Let me get this straight: you need to get rid of a car, so you and your douchebag buddy Larry spend TWO DAYS driving to some formerly scenic hill to abandon it? This is not to mention the TWO MORE DAYS of driving you both need to do to get back home. So between you and Larry, your maudlin, estrogen-soaked emo jaunt cost 8 TOTAL MAN DAYS of human effort? Christ.
Seriously, did you make Larry take vacation to be a part of this adventure? Time that he could have spent with his family? You sir, are a complete asshole. Your Subaru is glad to be rid of you.
I haven’t seen this on the television, but I saw a reference to a homoerotic Quiznos commercial on the internets, so I totally had to take a look. Because if you know nothing else about me, know that I loves me some homoeroticism.
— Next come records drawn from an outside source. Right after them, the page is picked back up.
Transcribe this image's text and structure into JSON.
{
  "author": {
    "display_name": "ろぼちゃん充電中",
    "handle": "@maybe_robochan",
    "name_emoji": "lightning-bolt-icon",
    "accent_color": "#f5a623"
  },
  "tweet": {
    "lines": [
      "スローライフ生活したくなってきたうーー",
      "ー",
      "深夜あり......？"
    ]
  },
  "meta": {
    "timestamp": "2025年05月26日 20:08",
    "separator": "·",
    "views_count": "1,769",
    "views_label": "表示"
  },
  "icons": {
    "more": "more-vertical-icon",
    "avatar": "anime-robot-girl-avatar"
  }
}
Awesome. Quiznos will probably get burned down by confused protestors, but still… awesome.
There are a lot of really bad commercials for men’s hygiene products. Most of the ads that come to mind for that demographic are either of the retarded-CG-animation-with-chiseled-metrosexual or athletes-playing-grabass varieties. I mean, listen Gillette, I have considered carefully and I’m 100% goddamn sure that I am not interested in the extra two blades that are available on the Fusion – treating me like an idiot and constantly reiterating the five-blade thing doesn’t really help anybody. If you want to spend your time on doing something constructive, why don’t you have your R & D geniuses revolutionize the comb? Make a comb that flexes or vibrates or shoots lasers or something. Then we’ll talk. But the razor ship? It has sailed.
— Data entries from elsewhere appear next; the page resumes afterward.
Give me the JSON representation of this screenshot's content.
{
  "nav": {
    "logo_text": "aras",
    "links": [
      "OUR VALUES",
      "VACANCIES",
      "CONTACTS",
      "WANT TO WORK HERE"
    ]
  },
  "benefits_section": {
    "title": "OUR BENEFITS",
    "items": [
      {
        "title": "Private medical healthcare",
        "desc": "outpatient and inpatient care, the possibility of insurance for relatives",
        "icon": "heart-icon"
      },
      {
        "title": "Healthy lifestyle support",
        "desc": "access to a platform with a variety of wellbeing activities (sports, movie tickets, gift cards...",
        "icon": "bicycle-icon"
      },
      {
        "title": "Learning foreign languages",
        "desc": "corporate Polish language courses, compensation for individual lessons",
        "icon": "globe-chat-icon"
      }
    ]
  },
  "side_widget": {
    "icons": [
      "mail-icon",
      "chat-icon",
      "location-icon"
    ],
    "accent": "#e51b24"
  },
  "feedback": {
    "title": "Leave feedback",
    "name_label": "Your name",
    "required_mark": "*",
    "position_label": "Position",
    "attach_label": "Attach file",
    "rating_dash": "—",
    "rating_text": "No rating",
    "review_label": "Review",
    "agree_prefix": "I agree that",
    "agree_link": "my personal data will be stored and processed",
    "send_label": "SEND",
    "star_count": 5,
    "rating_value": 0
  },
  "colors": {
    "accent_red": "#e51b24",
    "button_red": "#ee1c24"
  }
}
Despite my misgivings with the segment, Old Spice has been doing some really good work lately. I continue to enjoy their excellent centaurcommercials (that centaur guy is two things: awe- and a really great actor), but I think that their finest recent work has been with their Swagger campaign, starring LL Cool J and some brute named Brian Urlacher.
Everything about the conception and execution of these commercials is awesome. The flashback scenarios are ridiculous (notice that Brian Urlacher the Dungeons and Dragons loser is being laughed at by a gang of different Dungeons and Dragons losers that have turned on one of their own kind – truly one of the harshest phenomena in nature) and both of the celebrities do a great job delivering the actual pitch (LL Cool J’s big jackass grin is much appreciated). I think the part I enjoy most is that Old Spice aren’t merely saying that these celebrities endorse the product, they’re saying that without the body spray, the celebrities expressly would not exist. It’s a funny, ridiculous message, but it’s also sort of subversive. The Swagger commercials are basically parodies – the kind of commercials that you might make if you desperately hated making commercials and wanted to explode the entire industry.
Anyway, Old Spice has had a terrific run lately and I hope they can keep it going, even if it seems like they might not actually want to.
=== BUT WAIT, THERE’S MORE!!1! ===
While we’re all here together, here is a special bonus commercial that I don’t think I’ve actually seen on TV before. It’s a minute long Old Spice spot with Bruce Campbell, that has some of the same “Oh, God please make us stop having to make commercials” quality as the Swagger spots.
Not many people know this, but I am something of a connoisseur of commercials (to the extent that I was at one point considering trying to implement a PVR sort of arrangement, with the commercial-skipping feature modified to exclude all shows and only record commercials. Maybe one day…). There’s something very pure about the exercise of distilling a message down to 30 seconds that I am drawn to. It’s a beautiful thing when it’s done well, and among life’s greatest disappointments when it’s not.
The best commercials defy their limited timeslots and low art underpinnings to create real moments of drama. An excellent example of this quality can be found in these two gems from Orkin – “Broken Down” and its less-frequently seen counterpart “Pizza Delivery”, where smooth-talking bug confidence men try to socially engineer their way into attacking your wainscoting. I think that these commercials strike a chord with me because I’m pretty sure that I would actually let the bugs into my home to wreak havoc. I am a victim, and Orkin knows it.
The genius moment of both commercials is the scene at the end where the bugs drive by really slowly in their cars and then speed away. Beautiful. The dialogue in both commercials is also excellent. Details like the termite wanting to call his brother-in-law and the cockroach suggesting he “just place the pizza on the table” are really disconcerting.
I have to say that between the two, I prefer “Broken Down” because I find the big termite to be more sinister and charismatic than the big cockroach. Both commercials are really good though.